In the artist’s latest exhibition, Rugged Heart, large pictorial rugs depict the domestic, personal anxieties, and kinship stemming from an uncertain year passed.
Apr 16 2021
Words and photographs by Binh Minh Ha
in her home, the blue-skinned elderly figure rolls musubi (Spam sushi),
barbecues galbi (Korean short ribs), and cleans out the freezer. The series, Obaachan during the lockdown, Wahiawā,
Hawai’i, reflects on the artist’s longing for her obaachan (grandmother)
who remains after her jiichan’s (grandfather) recent passing. Often referring
back to photographs taken during her last visit to their home in Wahiawā, Oahu,
Kogachi recalls the quiet companionship and ease at which families show care
through everyday activities. The elevated viewpoint intimately draws out the
artist’s attentiveness towards her small and frail obaachan. The making process
was riddled with whether or not she would get to see her grandmother again
during these uncertain times.
In her practice, Kogachi has never
quite gotten used to oils, opting instead to source house paints from the
beloved Bunnings Warehouse. The big, rudimentary strokes of quick-drying acrylics
allow her to render personal moments with a childlike objectivity. The iconic
flatness now characterises the playful and naive nature of her work. During the
COVID-19 lockdowns, Kogachi began to experiment with rug making using tufting
guns. This proved to be fruitful, as the transition from paint to textiles
further enriched her making process. Tufting favoured a more tactile exchange
between the subject and the artist. In one series, her late jiichan’s personal

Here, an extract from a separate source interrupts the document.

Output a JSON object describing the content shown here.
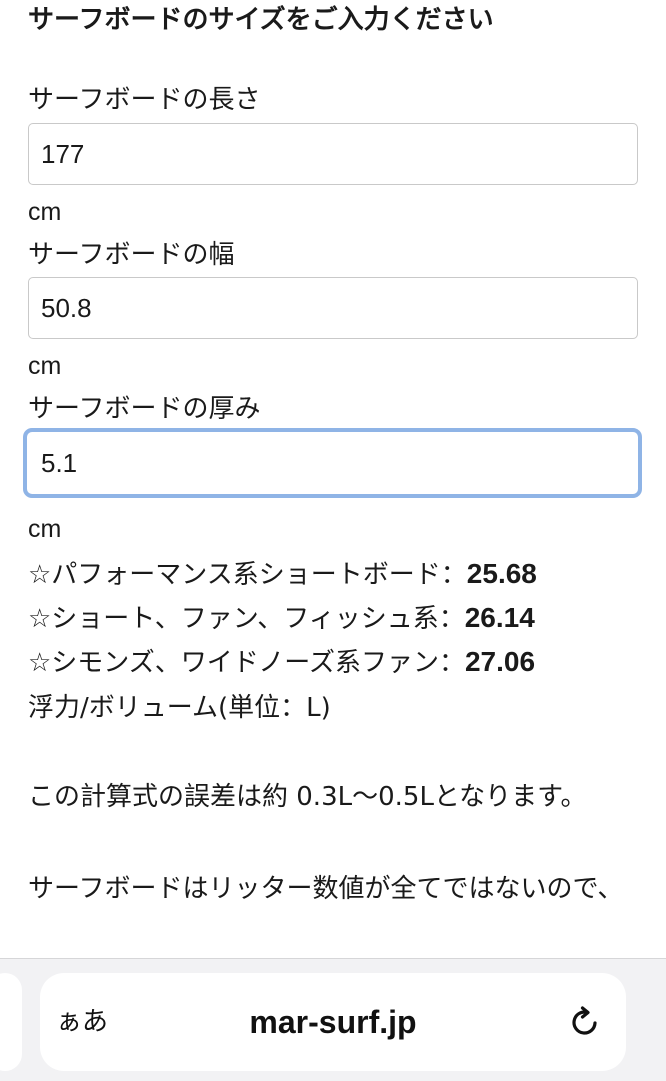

items, one being a pair of board shorts, are meticulously woven into rugs. The
process helped Kogachi to reconnect with him in some way.

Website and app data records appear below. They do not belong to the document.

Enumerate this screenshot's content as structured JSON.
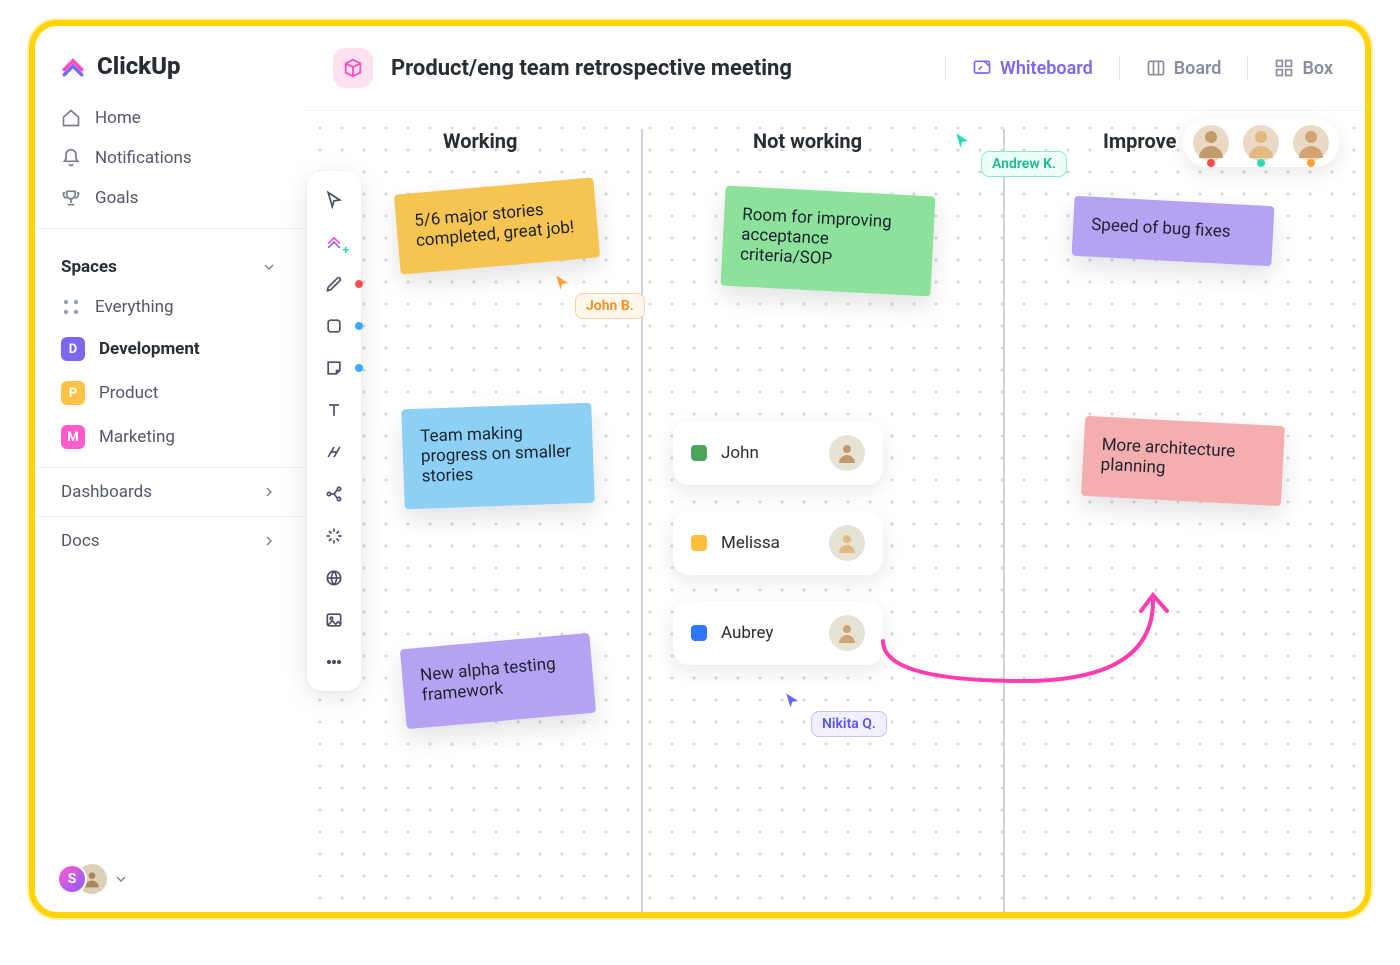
{
  "brand": "ClickUp",
  "sidebar": {
    "home": "Home",
    "notifications": "Notifications",
    "goals": "Goals",
    "spaces_header": "Spaces",
    "everything": "Everything",
    "spaces": [
      {
        "id": "D",
        "label": "Development",
        "color": "#7B68EE",
        "active": true
      },
      {
        "id": "P",
        "label": "Product",
        "color": "#FFC247",
        "active": false
      },
      {
        "id": "M",
        "label": "Marketing",
        "color": "#FF5CCB",
        "active": false
      }
    ],
    "dashboards": "Dashboards",
    "docs": "Docs",
    "profile_initial": "S"
  },
  "header": {
    "title": "Product/eng team retrospective meeting",
    "views": {
      "whiteboard": "Whiteboard",
      "board": "Board",
      "box": "Box"
    }
  },
  "canvas": {
    "columns": {
      "working": "Working",
      "not_working": "Not working",
      "improve": "Improve"
    },
    "stickies": {
      "s1": "5/6 major stories completed, great job!",
      "s2": "Team making progress on smaller stories",
      "s3": "New alpha testing framework",
      "s4": "Room for improving acceptance criteria/SOP",
      "s5": "Speed of bug fixes",
      "s6": "More architecture planning"
    },
    "people": {
      "p1": "John",
      "p2": "Melissa",
      "p3": "Aubrey"
    },
    "cursors": {
      "john": "John B.",
      "andrew": "Andrew K.",
      "nikita": "Nikita Q."
    },
    "presence_colors": [
      "#ff4d4d",
      "#2bd9b2",
      "#ff9f2e"
    ]
  },
  "colors": {
    "accent": "#7B68EE",
    "sticky_yellow": "#F6C451",
    "sticky_blue": "#8CD1F5",
    "sticky_purple": "#B6A2F2",
    "sticky_green": "#8CE29B",
    "sticky_pink": "#F5AEAE"
  }
}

in a new medium was exciting but not without its challenges. The setup is
similar to painting: stretching the canvas, drawing the outlines, and then
filling in the colours — but the making is physical and arduous. Tufting guns
are heavy things to carry up and down the ladder at length. Teaching yourself
to move with the machine is unintuitive, unlike painting where you are in full
control of the brush. Fabricating the massive 2.5 x 7m frames was also a
process of trial and error. Jordi, Kogachi’s partner, was enlisted to construct
the frames by hand.
All The Careers I’ve Ever
Considered Doing In Order To Finance My Art Career registers a tension between Kogachi’s commitment to her art practice and the
difficulty in sustaining it. Kogachi herself is the subject in these pieces.
She folds laundry at her nannying job, trims hedges as a landscaper, and works
as a sparky. With the world on the brink of a new order, Nanny, Landscaper, and Sparky maintain a hopeful tone while
addressing the concern of not knowing what the future holds. For now, Kogachi
doesn’t need to grapple with the choice of doing what’s right. It might just be
nice to take a break and read more.
[Rugged Heart exhibiting now at Visions Gallery Tāmaki Makaurau until 24 Apr]
Claudia Kogachi (born 1995, Awaji-Shima, Japan) is an artist based in Tāmaki Makaurau Auckland, Aotearoa New Zealand. She completed a Bachelor of Fine Arts in 2018 from the University of Auckland’s Elam School of Fine Arts. In 2019, Kogachi received the New Zealand Painting and Printmaking award for her painting Mom Wait Up (2019). Her most recent exhibitions include: Everyone Has A Horse Phase (2020), Sanderson Contemporary; Uncle Gagi (2020), play_station space; All The Careers I’ve Ever Considered Doing In Order To Finance My Art Career, New Artists Show 2020, Artspace Aotearoa; and Obaachan during the lockdown, Wahiawā, Hawai’i (2020), Te Tuhi.